not “covered entities” under federal law.
(See Doc. 11).
conference was held at the request of the parties on August
30, 2019. (See Minute Entry dated 08/30/2019).
Through written discovery, Defendants learned that Plaintiff
was not diagnosed with cancer as alleged in the Amended
Complaint, but, instead, tested positive for a gene
mutation-BRCA1-that is associated with an increased risk of
cancer. (See Doc. 16 at PageID 64-66). And, in
response, Plaintiff elected surgery “to decrease her
risk of developing breast cancer.” (Id. at
PageID 66). In a follow-up Notation Order, the Court denied
as moot Mayhugh and Doczy's pending motion to dismiss and
directed them to file a revised motion to address this new
development. (See Notation Order dated 09/06/2019).
The instant Motion, filed on behalf of all three Defendants,
is now fully briefed and ripe for disposition.
deciding a motion to dismiss under Rule 12(b)(6), the Court
must accept all factual allegations as true and make
reasonable inferences in favor of the non-moving party.
Keys v. Humana, Inc., 684 F.3d 605, 608 (6th Cir.
2012) (citing Harbin-Bey v. Rutter, 420 F.3d 571,
575 (6th Cir. 2005)). Only “a short and plain statement
of the claim showing that the pleader is entitled to
relief” is required. Id. (quoting Fed.R.Civ.P.
8(a)(2)). “[T]he statement need only give the defendant
fair notice of what the ... claim is and the grounds upon
which it rests.” Id. (quoting Erickson v.
Pardus, 551 U.S. 89, 93 (2007)) (internal quotation
marks omitted) (quoting Bell Atlantic Corp. v.
Twombly, 550 U.S. 544, 555 (2007)). Although the
plaintiff need not plead specific facts, the “[f]actual
allegations must be enough to raise a right to relief above
the speculative level” and to “state a claim to
relief that is plausible on its face.” Id.
(quoting Twombly, 550 U.S. at 555, 570). A plaintiff
must “plead[ ] factual content that allows the court to
draw the reasonable inference that the defendant is liable
for the misconduct alleged.” Id. (quoting
Ashcroft v. Iqbal, 556 U.S. 662, 678 (2009)).

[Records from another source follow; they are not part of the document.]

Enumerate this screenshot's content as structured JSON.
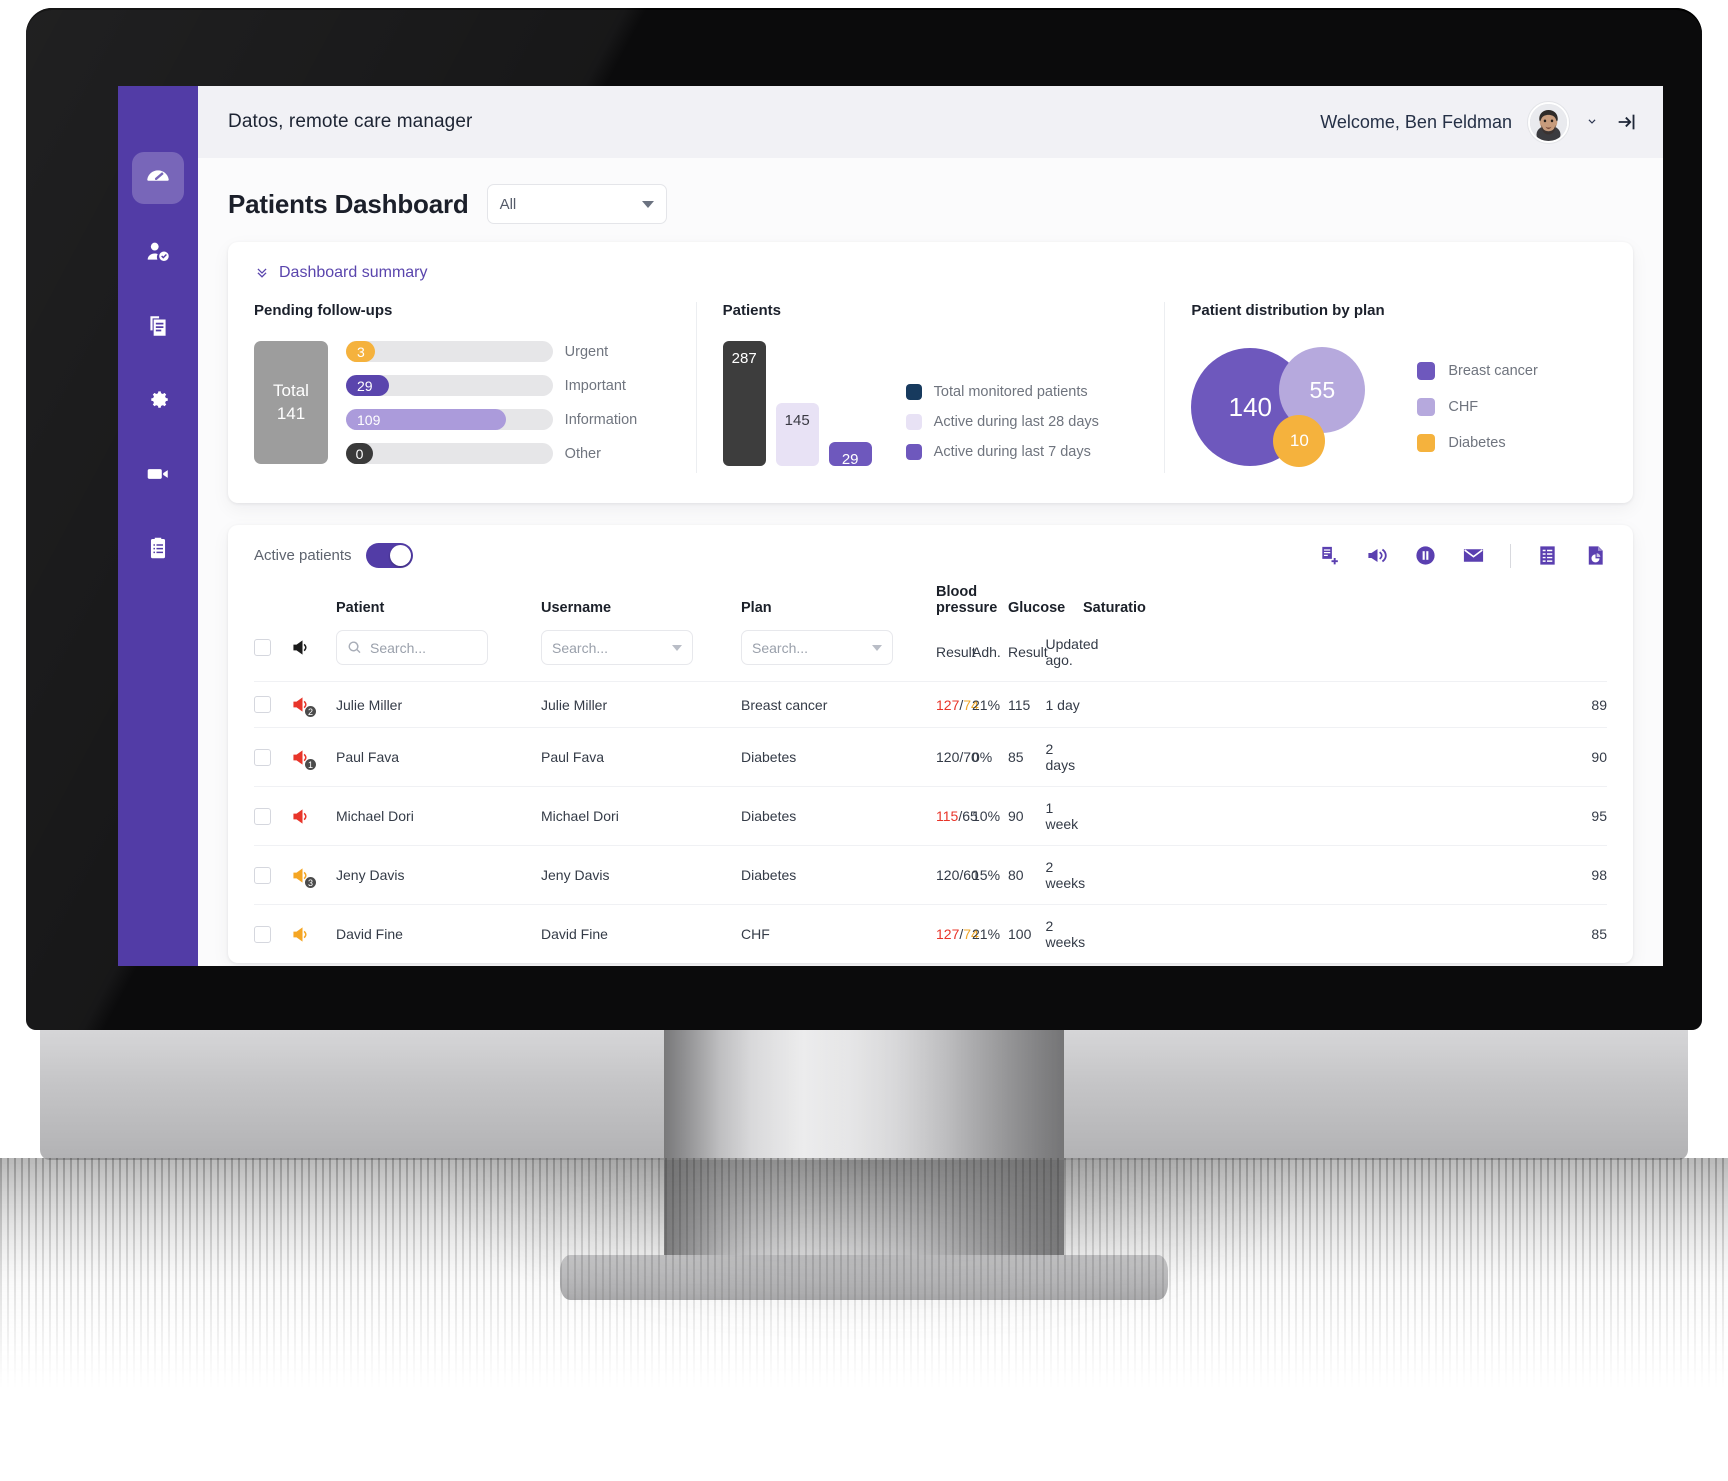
{
  "brand": {
    "sidebar_color": "#523ca6",
    "accent": "#5a45ad",
    "orange": "#f5b23d",
    "red": "#e8352a"
  },
  "topbar": {
    "app_title": "Datos, remote care manager",
    "welcome": "Welcome, Ben Feldman",
    "avatar_name": "avatar",
    "chevron": "chevron-down-icon",
    "logout": "logout-icon"
  },
  "sidebar": {
    "items": [
      {
        "name": "dashboard",
        "icon": "gauge-icon",
        "active": true
      },
      {
        "name": "patients",
        "icon": "user-check-icon",
        "active": false
      },
      {
        "name": "documents",
        "icon": "copy-documents-icon",
        "active": false
      },
      {
        "name": "settings",
        "icon": "gear-icon",
        "active": false
      },
      {
        "name": "video-visits",
        "icon": "video-camera-icon",
        "active": false
      },
      {
        "name": "reports",
        "icon": "clipboard-list-icon",
        "active": false
      }
    ]
  },
  "page": {
    "title": "Patients Dashboard",
    "filter_value": "All",
    "summary_label": "Dashboard summary"
  },
  "chart_data": [
    {
      "type": "bar",
      "title": "Pending follow-ups",
      "orientation": "horizontal",
      "total_label": "Total",
      "total_value": "141",
      "categories": [
        "Urgent",
        "Important",
        "Information",
        "Other"
      ],
      "values": [
        3,
        29,
        109,
        0
      ],
      "value_labels": [
        "3",
        "29",
        "109",
        "0"
      ],
      "colors": [
        "#f5b23d",
        "#5a45ad",
        "#ab9bdb",
        "#3a3a3a"
      ],
      "max": 141,
      "grid": false,
      "xlabel": "",
      "ylabel": ""
    },
    {
      "type": "bar",
      "title": "Patients",
      "orientation": "vertical",
      "categories": [
        "Total monitored patients",
        "Active during last 28 days",
        "Active during last 7 days"
      ],
      "values": [
        287,
        145,
        29
      ],
      "value_labels": [
        "287",
        "145",
        "29"
      ],
      "bar_colors": [
        "#3d3d3d",
        "#e8e2f5",
        "#6e58bd"
      ],
      "legend_colors": [
        "#173a5e",
        "#e8e2f5",
        "#6e58bd"
      ],
      "legend": [
        "Total monitored patients",
        "Active during last 28 days",
        "Active during last 7 days"
      ],
      "legend_position": "right",
      "ylim": [
        0,
        287
      ],
      "grid": false
    },
    {
      "type": "pie",
      "subtype": "bubble",
      "title": "Patient distribution by plan",
      "categories": [
        "Breast cancer",
        "CHF",
        "Diabetes"
      ],
      "values": [
        140,
        55,
        10
      ],
      "value_labels": [
        "140",
        "55",
        "10"
      ],
      "colors": [
        "#6e58bd",
        "#b6a9dd",
        "#f5b23d"
      ],
      "legend": [
        "Breast cancer",
        "CHF",
        "Diabetes"
      ],
      "legend_position": "right"
    }
  ],
  "table": {
    "active_patients_label": "Active patients",
    "toggle_on": true,
    "tools": [
      {
        "name": "add-to-list-icon"
      },
      {
        "name": "megaphone-icon"
      },
      {
        "name": "pause-icon"
      },
      {
        "name": "envelope-icon"
      },
      {
        "name": "divider"
      },
      {
        "name": "document-list-icon"
      },
      {
        "name": "file-report-icon"
      }
    ],
    "headers": {
      "patient": "Patient",
      "username": "Username",
      "plan": "Plan",
      "blood_pressure": "Blood pressure",
      "glucose": "Glucose",
      "saturation": "Saturatio",
      "bp_result": "Result",
      "bp_adh": "Adh.",
      "glu_result": "Result",
      "glu_updated": "Updated ago."
    },
    "filters": {
      "patient_placeholder": "Search...",
      "username_placeholder": "Search...",
      "plan_placeholder": "Search..."
    },
    "rows": [
      {
        "flag_color": "#e8352a",
        "badge": "2",
        "patient": "Julie Miller",
        "username": "Julie Miller",
        "plan": "Breast cancer",
        "bp_sys": "127",
        "bp_sep": "/",
        "bp_dia": "74",
        "bp_sys_alert": true,
        "bp_dia_alert": "orange",
        "adh": "21%",
        "adh_alert": true,
        "glucose": "115",
        "updated": "1 day",
        "saturation": "89"
      },
      {
        "flag_color": "#e8352a",
        "badge": "1",
        "patient": "Paul Fava",
        "username": "Paul Fava",
        "plan": "Diabetes",
        "bp_sys": "120",
        "bp_sep": "/",
        "bp_dia": "70",
        "bp_sys_alert": false,
        "bp_dia_alert": "none",
        "adh": "0%",
        "adh_alert": false,
        "glucose": "85",
        "updated": "2 days",
        "saturation": "90"
      },
      {
        "flag_color": "#e8352a",
        "badge": "",
        "patient": "Michael Dori",
        "username": "Michael Dori",
        "plan": "Diabetes",
        "bp_sys": "115",
        "bp_sep": "/",
        "bp_dia": "65",
        "bp_sys_alert": true,
        "bp_dia_alert": "none",
        "adh": "10%",
        "adh_alert": true,
        "glucose": "90",
        "updated": "1 week",
        "saturation": "95"
      },
      {
        "flag_color": "#f5a623",
        "badge": "3",
        "patient": "Jeny Davis",
        "username": "Jeny Davis",
        "plan": "Diabetes",
        "bp_sys": "120",
        "bp_sep": "/",
        "bp_dia": "60",
        "bp_sys_alert": false,
        "bp_dia_alert": "none",
        "adh": "15%",
        "adh_alert": false,
        "glucose": "80",
        "updated": "2 weeks",
        "saturation": "98"
      },
      {
        "flag_color": "#f5a623",
        "badge": "",
        "patient": "David Fine",
        "username": "David Fine",
        "plan": "CHF",
        "bp_sys": "127",
        "bp_sep": "/",
        "bp_dia": "74",
        "bp_sys_alert": true,
        "bp_dia_alert": "orange",
        "adh": "21%",
        "adh_alert": true,
        "glucose": "100",
        "updated": "2 weeks",
        "saturation": "85"
      }
    ]
  }
}
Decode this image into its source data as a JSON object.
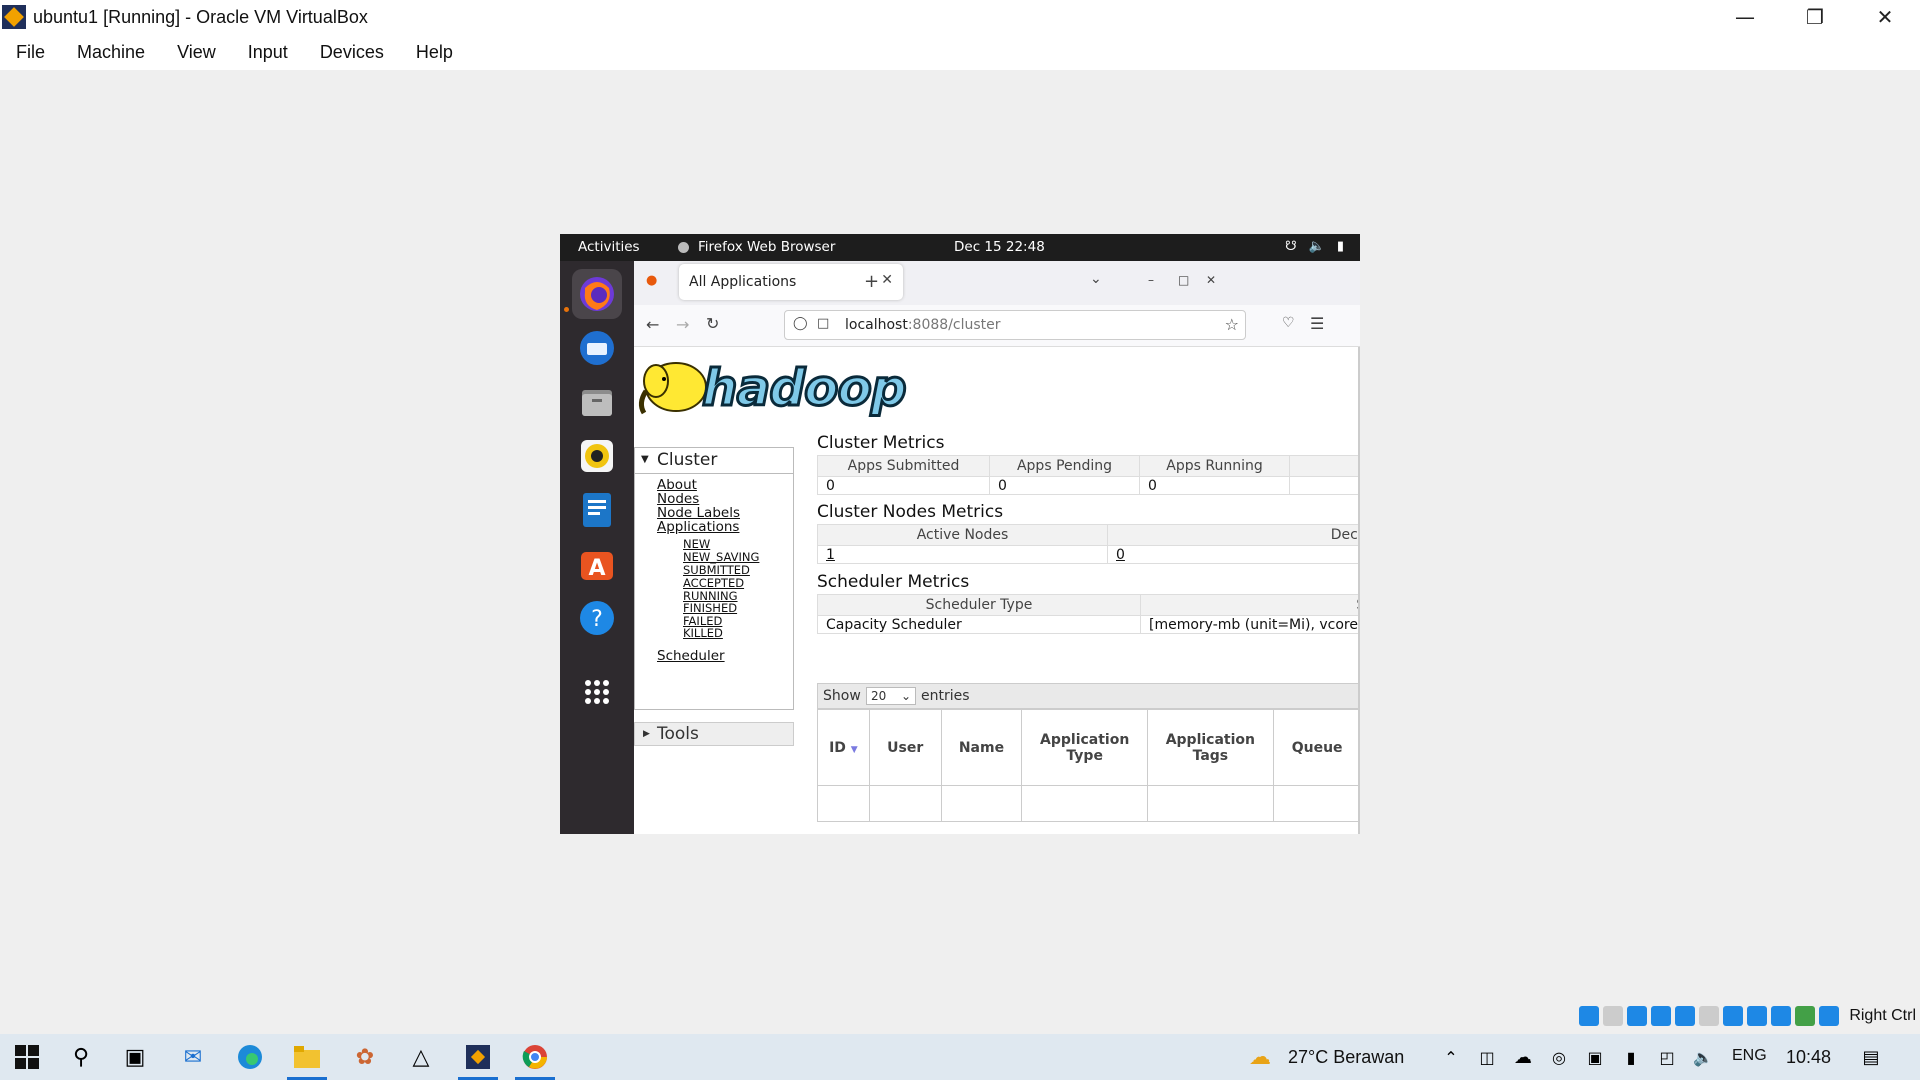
{
  "host": {
    "window_title": "ubuntu1 [Running] - Oracle VM VirtualBox",
    "menu": [
      "File",
      "Machine",
      "View",
      "Input",
      "Devices",
      "Help"
    ],
    "status_right": "Right Ctrl"
  },
  "guest": {
    "topbar": {
      "activities": "Activities",
      "app": "Firefox Web Browser",
      "clock": "Dec 15  22:48"
    },
    "browser": {
      "tab_title": "All Applications",
      "url_host": "localhost",
      "url_rest": ":8088/cluster"
    },
    "page": {
      "logo_text": "hadoop",
      "cluster_head": "Cluster",
      "nav_links": [
        "About",
        "Nodes",
        "Node Labels",
        "Applications"
      ],
      "app_states": [
        "NEW",
        "NEW_SAVING",
        "SUBMITTED",
        "ACCEPTED",
        "RUNNING",
        "FINISHED",
        "FAILED",
        "KILLED"
      ],
      "scheduler_link": "Scheduler",
      "tools_head": "Tools",
      "cluster_metrics": {
        "title": "Cluster Metrics",
        "headers": [
          "Apps Submitted",
          "Apps Pending",
          "Apps Running"
        ],
        "values": [
          "0",
          "0",
          "0"
        ]
      },
      "nodes_metrics": {
        "title": "Cluster Nodes Metrics",
        "headers": [
          "Active Nodes",
          "Decommissi"
        ],
        "values": [
          "1",
          "0"
        ]
      },
      "scheduler_metrics": {
        "title": "Scheduler Metrics",
        "headers": [
          "Scheduler Type",
          "Scheduli"
        ],
        "values": [
          "Capacity Scheduler",
          "[memory-mb (unit=Mi), vcore"
        ]
      },
      "show_label": "Show",
      "show_value": "20",
      "entries_label": "entries",
      "apps_table_headers": [
        "ID",
        "User",
        "Name",
        "Application Type",
        "Application Tags",
        "Queue"
      ]
    }
  },
  "taskbar": {
    "weather": "27°C  Berawan",
    "lang": "ENG",
    "time": "10:48"
  }
}
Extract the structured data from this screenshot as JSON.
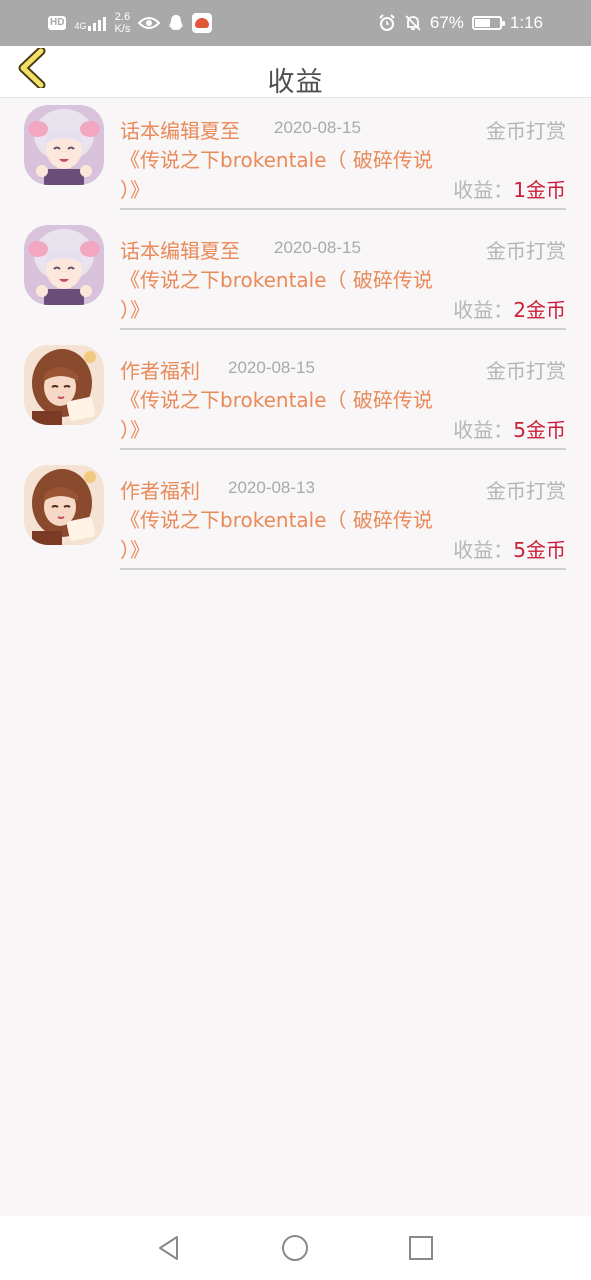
{
  "status_bar": {
    "hd": "HD",
    "network_type": "4G",
    "speed_value": "2.6",
    "speed_unit": "K/s",
    "battery_percent": "67%",
    "battery_level": 0.67,
    "time": "1:16"
  },
  "header": {
    "title": "收益"
  },
  "items": [
    {
      "author": "话本编辑夏至",
      "date": "2020-08-15",
      "type": "金币打赏",
      "book_title": "《传说之下brokentale（ 破碎传说 ）》",
      "income_label": "收益：",
      "income_value": "1金币",
      "avatar": "anime-girl-white-hair"
    },
    {
      "author": "话本编辑夏至",
      "date": "2020-08-15",
      "type": "金币打赏",
      "book_title": "《传说之下brokentale（ 破碎传说 ）》",
      "income_label": "收益：",
      "income_value": "2金币",
      "avatar": "anime-girl-white-hair"
    },
    {
      "author": "作者福利",
      "date": "2020-08-15",
      "type": "金币打赏",
      "book_title": "《传说之下brokentale（ 破碎传说 ）》",
      "income_label": "收益：",
      "income_value": "5金币",
      "avatar": "anime-girl-brown-hair"
    },
    {
      "author": "作者福利",
      "date": "2020-08-13",
      "type": "金币打赏",
      "book_title": "《传说之下brokentale（ 破碎传说 ）》",
      "income_label": "收益：",
      "income_value": "5金币",
      "avatar": "anime-girl-brown-hair"
    }
  ],
  "colors": {
    "accent": "#e98a59",
    "income_value": "#cc1f3a",
    "muted": "#b5b5b5",
    "status_bar": "#a9a9a9"
  },
  "nav_bar": {
    "back": "back-triangle-icon",
    "home": "home-circle-icon",
    "recents": "recents-square-icon"
  }
}
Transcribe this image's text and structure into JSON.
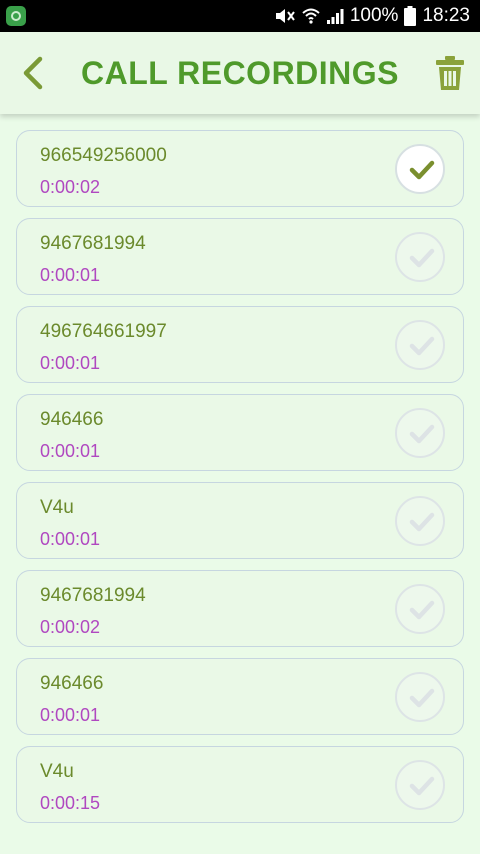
{
  "status_bar": {
    "battery": "100%",
    "time": "18:23"
  },
  "header": {
    "title": "CALL RECORDINGS",
    "back_icon": "chevron-left-icon",
    "delete_icon": "trash-icon"
  },
  "colors": {
    "accent": "#4f9a2b",
    "name_text": "#6b8a2c",
    "duration_text": "#b048c0",
    "background": "#eafbe8"
  },
  "recordings": [
    {
      "name": "966549256000",
      "duration": "0:00:02",
      "selected": true
    },
    {
      "name": "9467681994",
      "duration": "0:00:01",
      "selected": false
    },
    {
      "name": "496764661997",
      "duration": "0:00:01",
      "selected": false
    },
    {
      "name": "946466",
      "duration": "0:00:01",
      "selected": false
    },
    {
      "name": "V4u",
      "duration": "0:00:01",
      "selected": false
    },
    {
      "name": "9467681994",
      "duration": "0:00:02",
      "selected": false
    },
    {
      "name": "946466",
      "duration": "0:00:01",
      "selected": false
    },
    {
      "name": "V4u",
      "duration": "0:00:15",
      "selected": false
    }
  ]
}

Although the court must accept well-pleaded factual
allegations as true for purposes of a motion to dismiss, the
court is “not bound to accept as true a legal
conclusion couched as a factual allegation.”
Twombly, 550 U.S. at 555 (citing Papasan v.
Attain, 478 U.S. 265, 286 (1986)).
discussing the merits of Defendants' Motion, the Court
must first resolve a procedural wrinkle. Citing Fed.R.Civ.P.
15(b)(2), Defendants ask the Court “to have the
pleadings amended to conform with the evidence that Plaintiff
never had breast cancer.” (Doc. 16 at PageID 67
(“Instead, Plaintiff had a family history o[f] cancer
and tested positive for a BRCA1 mutation, which increased her
chance of having cancer in the future.”)). But
Plaintiff responds, and correctly so, that Rule 15(b)(2) is
“facially inapplicable.” (Doc. 17 at PageID 77).
“In other words, a party can invoke Rule 15(b)
during and after trial, and, even then, only if an
unpleaded issue was actually tried.” Nolan v.
Thomas, No. 16-cv-12224, 2018 WL 3122597, at *10 (E.D.
Mich. June 26, 2018) (citing Siler v. Webber, 443
Fed.Appx. 50, 58 (6th Cir. 2011) (emphasis added)).
alternative, and “in an effort to resolve” the
question presented under Rule 12(b)(6) rather than Rule 56,
Plaintiff seeks leave to amend her operative complaint to
conform with “the evidence produced in
discovery.” (Doc. 17 at PageID 75). Plaintiff proposes
the following amendment:
(1) Ms. Darby attended a routine appointment with her OBGYN;
(2) The OBGYN found an epithelial cell abnormality;
(3) The doctor referred her for genetic ...